Friday, December 13, 2013

Advent Trees and Christmas Folliage: 7 Quick Takes (Volume VIII)

I am suddenly seized by the last-minute desire to participate in 7 Quick Takes Friday even though I am sitting amidst toast crumbs at the breakfast table with a nursing baby in my lap.

I realize that Christmas trees during Advent might seem a little pre-seasonal, but it's appropriate to plan ahead, right? Besides, I won't be posting on Christmas.

First, though, an Advent tree:


Two years ago, when I was teaching in a Lutheran school, my students begged to decorate for Christmas. I reminded them that our headmaster wanted us to remain seasonally and liturgically appropriate and to celebrate Advent. This was their solution:


My paternal great-grandparents immigrated from Norway. We still have a picture of my great-grandmother at Christmas in Norway, c. 1905. Look at their tree!


When I was young, we decorated our tree with little red apples (visible below). They kind of tie-in with the trees in the Garden of Eden, and more importantly, they weren't breakable. As my sisters and I grew up, I remained emotionally attached to the red apples. My sisters did not. Some years I managed to get apples onto the tree and some years I did not. Below is our tree (I am on the right). 


Did you know that nineteenth-century city-dwellers had to go to market to buy Christmas trees? It makes sense, of course, but I had never really thought about it. Here is some primary source evidence in nineteenth-century art:

(Russian artist Genrich Manizer)

(German artist David Jacob Jacobson)


Nineteenth-century French carolers carried trees with them, apparently.

(A detail from Gustave Brion's Christmas Singers, 1856)


Judging by the pictures I've seen, most early Christmas trees seem to have been small and located on tables.

 (First Christmas Tree in Ried, 1848, by Franz Ignaz Pollinger)


Apparently, Christmas trees did not "take-off" among non-German families in the United States until a picture of Queen Victoria's family tree was popularized in magazines. There's an interesting article about it HERE.

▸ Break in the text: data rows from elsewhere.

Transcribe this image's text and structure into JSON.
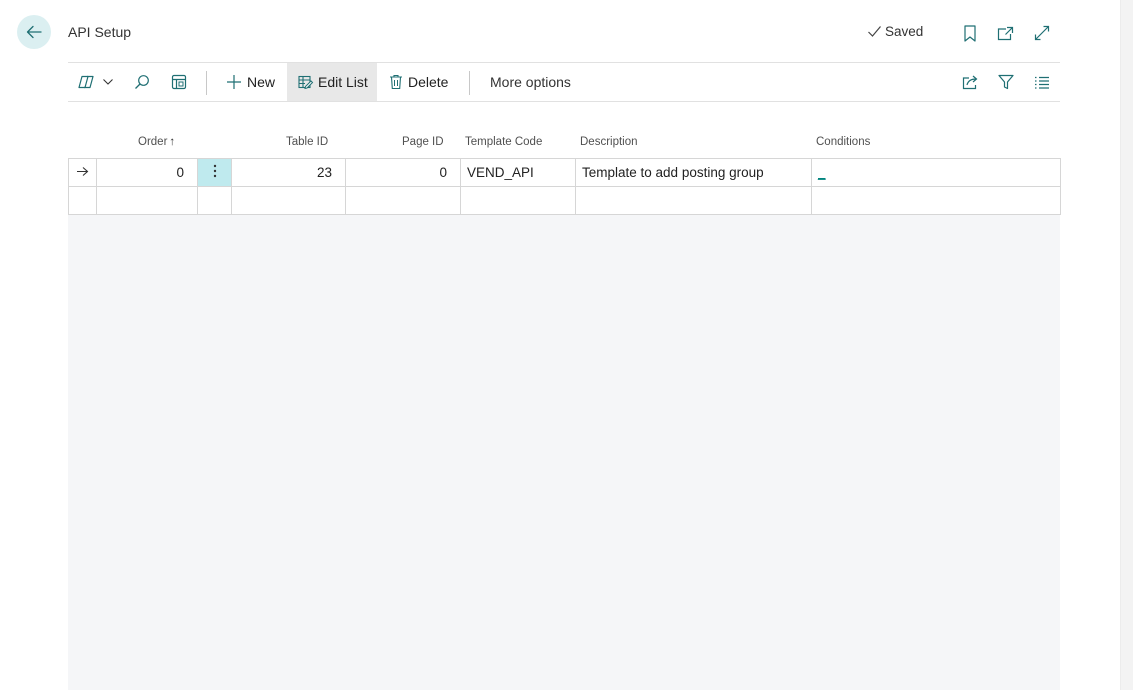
{
  "header": {
    "title": "API Setup",
    "saved_label": "Saved"
  },
  "actionbar": {
    "new_label": "New",
    "edit_list_label": "Edit List",
    "delete_label": "Delete",
    "more_options_label": "More options"
  },
  "table": {
    "columns": {
      "order": "Order",
      "order_sort_indicator": "↑",
      "table_id": "Table ID",
      "page_id": "Page ID",
      "template_code": "Template Code",
      "description": "Description",
      "conditions": "Conditions"
    },
    "rows": [
      {
        "order": "0",
        "table_id": "23",
        "page_id": "0",
        "template_code": "VEND_API",
        "description": "Template to add posting group",
        "conditions": "_"
      }
    ]
  },
  "colors": {
    "accent": "#00847e",
    "back_button_bg": "#dbeff1",
    "selected_cell_bg": "#bfeaee",
    "grid_bg": "#f5f6f8"
  }
}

Enjoy the rest of this Advent season! If you are looking for non-Christmas, truly Advent music, you can listen to it online for free at Lutheran Public Radio. It's awesome.



  1. Oh, wow, that picture of your great-grandmother is wonderful. How cool that you have that!

  2. Is your great-grandmother the one in the middle?

    I have thought about Advent Management a good deal in the last few years as I am bringing the whole concept of Advent into a non-liturgical family. There is only so much you can hold back, without losing a good deal in postponing all seasonal joys until the 25th, because at that time very few will still be celebrating with you. How 'about giving the tree a name-change on Christmas Day? Perhaps certain Adventish ornaments could be removed and others added, the way some liturgically-oriented households have a nativity scene with Jesus missing until the 25th, and the magi arriving even later, as they journey from place to place around the room.

    One problem I have run up against in trying to at least postpone the Christmas tree until closer to the feast, is that the supplies at the most convenient tree-sellers' run low. I did know a family who would always go for theirs on Christmas Eve just so they might get a free one somewhere. They weren't liturgical, so they didn't have to squeeze its decorating in between church services.

    Thank you for the music link!

    1. Gretchen, yes, I think so. You're right that it's difficult to celebrate Christmas after the 25th if you want your neighbors to join in. :-) In my family, we celebrated Christmas during Advent the way that most people do, but my husband grew up with a firmer hold in liturgical tradition. In his family, they decorate advent garlands with ornaments in early or mid-December, but don't decorate the tree until Christmas Eve.


Related Posts Plugin for WordPress, Blogger...